=== Entries provided ===
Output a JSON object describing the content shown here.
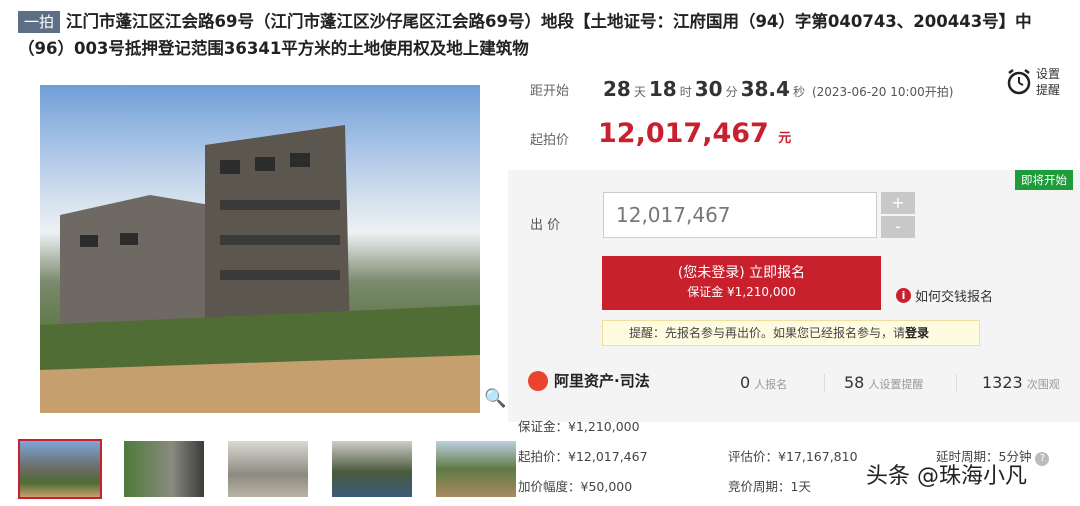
{
  "title": {
    "tag": "一拍",
    "text": "江门市蓬江区江会路69号（江门市蓬江区沙仔尾区江会路69号）地段【土地证号：江府国用（94）字第040743、200443号】中（96）003号抵押登记范围36341平方米的土地使用权及地上建筑物"
  },
  "countdown": {
    "label": "距开始",
    "days": "28",
    "days_unit": "天",
    "hours": "18",
    "hours_unit": "时",
    "minutes": "30",
    "minutes_unit": "分",
    "seconds": "38.4",
    "seconds_unit": "秒",
    "start_note": "(2023-06-20 10:00开拍)"
  },
  "alarm": {
    "label": "设置提醒",
    "icon": "alarm-clock-icon"
  },
  "start_price": {
    "label": "起拍价",
    "value": "12,017,467",
    "unit": "元"
  },
  "bid": {
    "badge": "即将开始",
    "label": "出 价",
    "input_value": "12,017,467",
    "plus": "+",
    "minus": "-",
    "signup_line1": "(您未登录) 立即报名",
    "signup_line2": "保证金 ¥1,210,000",
    "howto": "如何交钱报名",
    "reminder_text": "提醒：先报名参与再出价。如果您已经报名参与，请",
    "reminder_link": "登录"
  },
  "stats": {
    "logo_text": "阿里资产·司法",
    "signups": "0",
    "signups_label": "人报名",
    "reminders": "58",
    "reminders_label": "人设置提醒",
    "views": "1323",
    "views_label": "次围观"
  },
  "info": {
    "deposit": "保证金：¥1,210,000",
    "start_price": "起拍价：¥12,017,467",
    "appraisal": "评估价：¥17,167,810",
    "delay": "延时周期：5分钟",
    "increment": "加价幅度：¥50,000",
    "cycle": "竞价周期：1天"
  },
  "watermark": "头条 @珠海小凡",
  "colors": {
    "accent": "#c9202e",
    "badge": "#1e9c3b",
    "tag": "#5c6f86"
  }
}
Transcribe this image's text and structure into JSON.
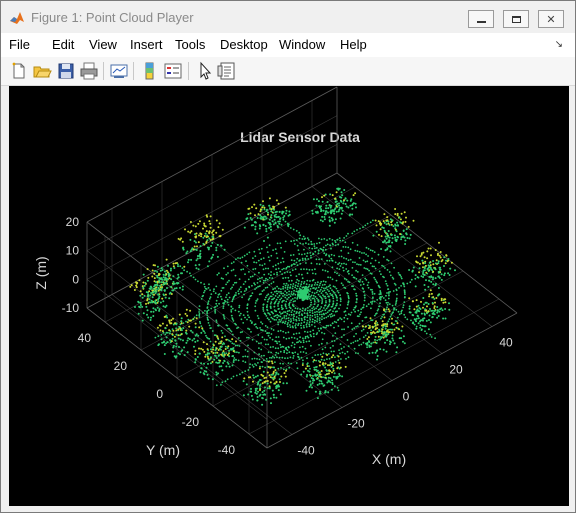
{
  "window": {
    "title": "Figure 1: Point Cloud Player"
  },
  "menu": [
    "File",
    "Edit",
    "View",
    "Insert",
    "Tools",
    "Desktop",
    "Window",
    "Help"
  ],
  "toolbar": {
    "buttons": [
      "new-figure-icon",
      "open-file-icon",
      "save-icon",
      "print-icon",
      "link-plot-icon",
      "insert-colorbar-icon",
      "insert-legend-icon",
      "pointer-icon",
      "property-inspector-icon"
    ]
  },
  "chart_data": {
    "type": "scatter",
    "title": "Lidar Sensor Data",
    "xlabel": "X (m)",
    "ylabel": "Y (m)",
    "zlabel": "Z (m)",
    "x_ticks": [
      "-40",
      "-20",
      "0",
      "20",
      "40"
    ],
    "y_ticks": [
      "40",
      "20",
      "0",
      "-20",
      "-40"
    ],
    "z_ticks": [
      "20",
      "10",
      "0",
      "-10"
    ],
    "xlim": [
      -50,
      50
    ],
    "ylim": [
      -50,
      50
    ],
    "zlim": [
      -10,
      20
    ],
    "grid": true,
    "colors": {
      "background": "#000000",
      "low": "#2ecc71",
      "mid": "#c8d832",
      "high": "#f2a020",
      "axis": "#d8d8d8",
      "grid": "#3a3a3a"
    }
  }
}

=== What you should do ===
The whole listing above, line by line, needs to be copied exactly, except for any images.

=== Exercise output ===
Output a JSON object describing the content shown here.
{
  "title": {
    "tag": "一拍",
    "text": "江门市蓬江区江会路69号（江门市蓬江区沙仔尾区江会路69号）地段【土地证号：江府国用（94）字第040743、200443号】中（96）003号抵押登记范围36341平方米的土地使用权及地上建筑物"
  },
  "countdown": {
    "label": "距开始",
    "days": "28",
    "days_unit": "天",
    "hours": "18",
    "hours_unit": "时",
    "minutes": "30",
    "minutes_unit": "分",
    "seconds": "38.4",
    "seconds_unit": "秒",
    "start_note": "(2023-06-20 10:00开拍)"
  },
  "alarm": {
    "label": "设置提醒",
    "icon": "alarm-clock-icon"
  },
  "start_price": {
    "label": "起拍价",
    "value": "12,017,467",
    "unit": "元"
  },
  "bid": {
    "badge": "即将开始",
    "label": "出 价",
    "input_value": "12,017,467",
    "plus": "+",
    "minus": "-",
    "signup_line1": "(您未登录) 立即报名",
    "signup_line2": "保证金 ¥1,210,000",
    "howto": "如何交钱报名",
    "reminder_text": "提醒：先报名参与再出价。如果您已经报名参与，请",
    "reminder_link": "登录"
  },
  "stats": {
    "logo_text": "阿里资产·司法",
    "signups": "0",
    "signups_label": "人报名",
    "reminders": "58",
    "reminders_label": "人设置提醒",
    "views": "1323",
    "views_label": "次围观"
  },
  "info": {
    "deposit": "保证金：¥1,210,000",
    "start_price": "起拍价：¥12,017,467",
    "appraisal": "评估价：¥17,167,810",
    "delay": "延时周期：5分钟",
    "increment": "加价幅度：¥50,000",
    "cycle": "竞价周期：1天"
  },
  "watermark": "头条 @珠海小凡",
  "colors": {
    "accent": "#c9202e",
    "badge": "#1e9c3b",
    "tag": "#5c6f86"
  }
}
Transcribe this image's text and structure into JSON.
{
  "window": {
    "title": "Figure 1: Point Cloud Player"
  },
  "menu": [
    "File",
    "Edit",
    "View",
    "Insert",
    "Tools",
    "Desktop",
    "Window",
    "Help"
  ],
  "toolbar": {
    "buttons": [
      "new-figure-icon",
      "open-file-icon",
      "save-icon",
      "print-icon",
      "link-plot-icon",
      "insert-colorbar-icon",
      "insert-legend-icon",
      "pointer-icon",
      "property-inspector-icon"
    ]
  },
  "chart_data": {
    "type": "scatter",
    "title": "Lidar Sensor Data",
    "xlabel": "X (m)",
    "ylabel": "Y (m)",
    "zlabel": "Z (m)",
    "x_ticks": [
      "-40",
      "-20",
      "0",
      "20",
      "40"
    ],
    "y_ticks": [
      "40",
      "20",
      "0",
      "-20",
      "-40"
    ],
    "z_ticks": [
      "20",
      "10",
      "0",
      "-10"
    ],
    "xlim": [
      -50,
      50
    ],
    "ylim": [
      -50,
      50
    ],
    "zlim": [
      -10,
      20
    ],
    "grid": true,
    "colors": {
      "background": "#000000",
      "low": "#2ecc71",
      "mid": "#c8d832",
      "high": "#f2a020",
      "axis": "#d8d8d8",
      "grid": "#3a3a3a"
    }
  }
}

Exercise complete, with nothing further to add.